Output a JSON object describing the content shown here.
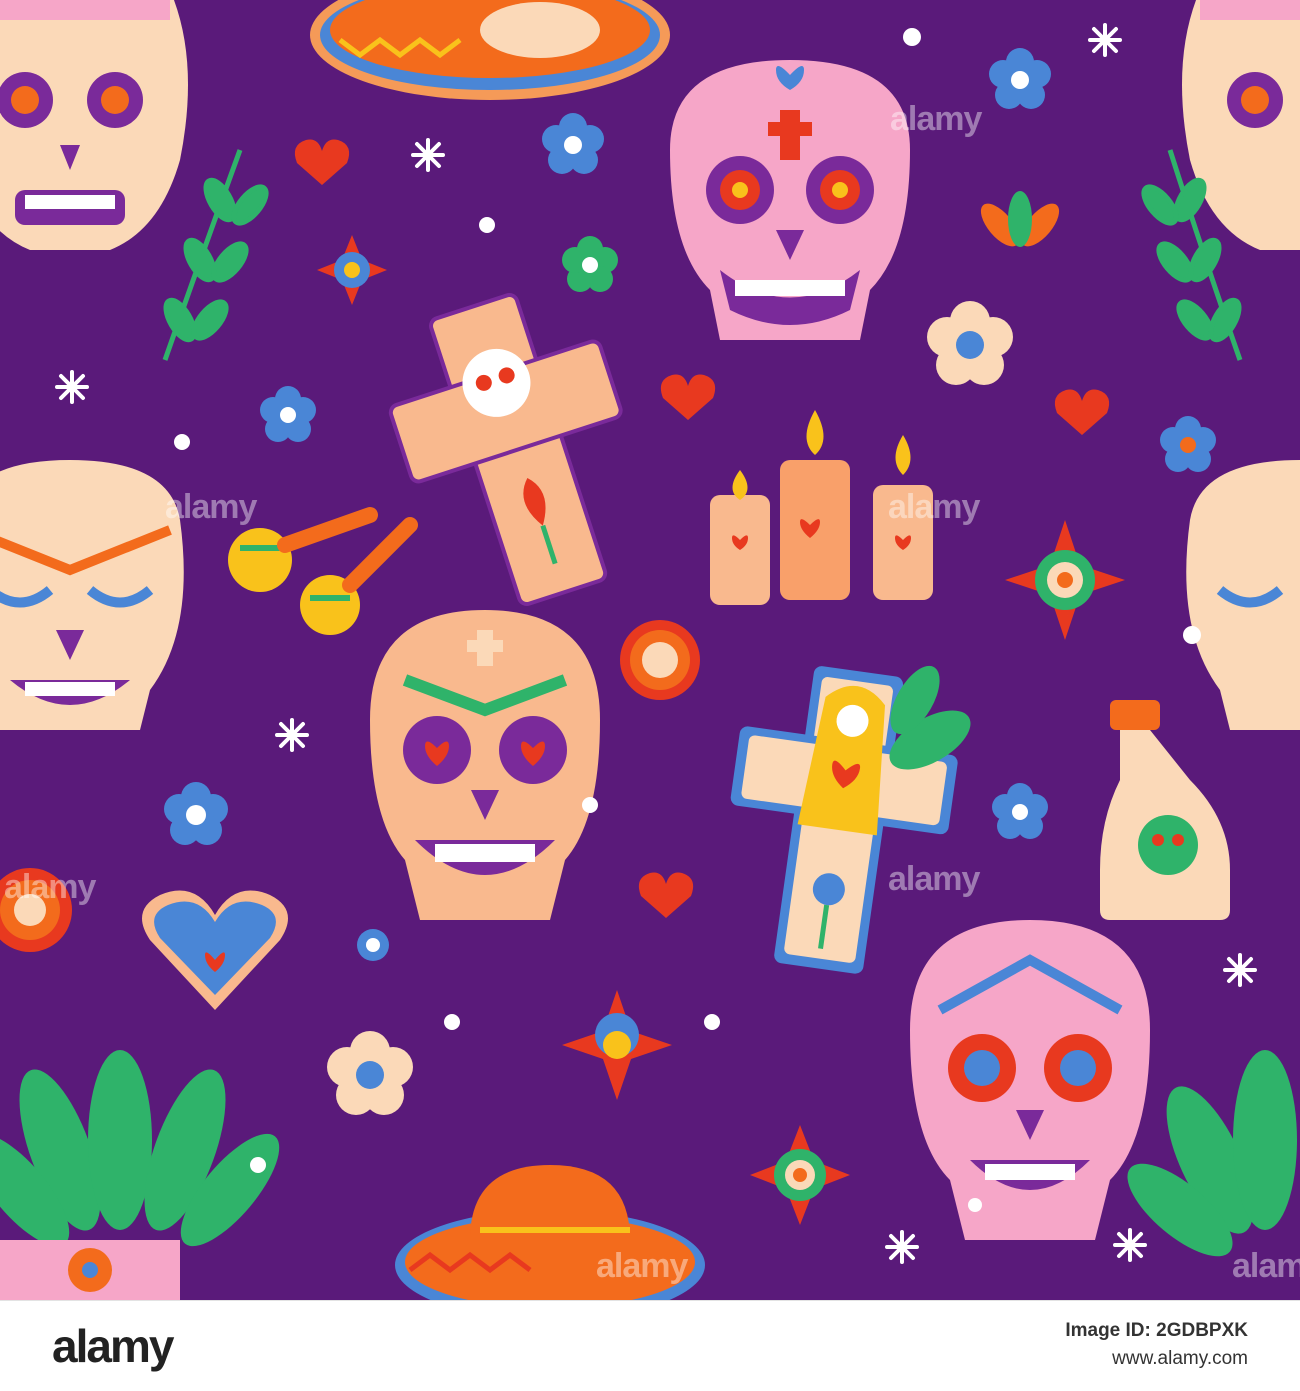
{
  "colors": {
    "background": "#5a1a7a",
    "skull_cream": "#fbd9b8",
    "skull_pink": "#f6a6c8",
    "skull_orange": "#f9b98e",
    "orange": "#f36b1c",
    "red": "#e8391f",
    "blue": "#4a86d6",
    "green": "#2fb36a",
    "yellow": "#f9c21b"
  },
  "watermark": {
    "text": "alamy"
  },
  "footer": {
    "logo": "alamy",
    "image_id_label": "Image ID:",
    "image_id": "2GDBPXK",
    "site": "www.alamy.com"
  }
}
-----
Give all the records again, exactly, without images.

* [Result]
Output a JSON object describing the content shown here.
{
  "colors": {
    "background": "#5a1a7a",
    "skull_cream": "#fbd9b8",
    "skull_pink": "#f6a6c8",
    "skull_orange": "#f9b98e",
    "orange": "#f36b1c",
    "red": "#e8391f",
    "blue": "#4a86d6",
    "green": "#2fb36a",
    "yellow": "#f9c21b"
  },
  "watermark": {
    "text": "alamy"
  },
  "footer": {
    "logo": "alamy",
    "image_id_label": "Image ID:",
    "image_id": "2GDBPXK",
    "site": "www.alamy.com"
  }
}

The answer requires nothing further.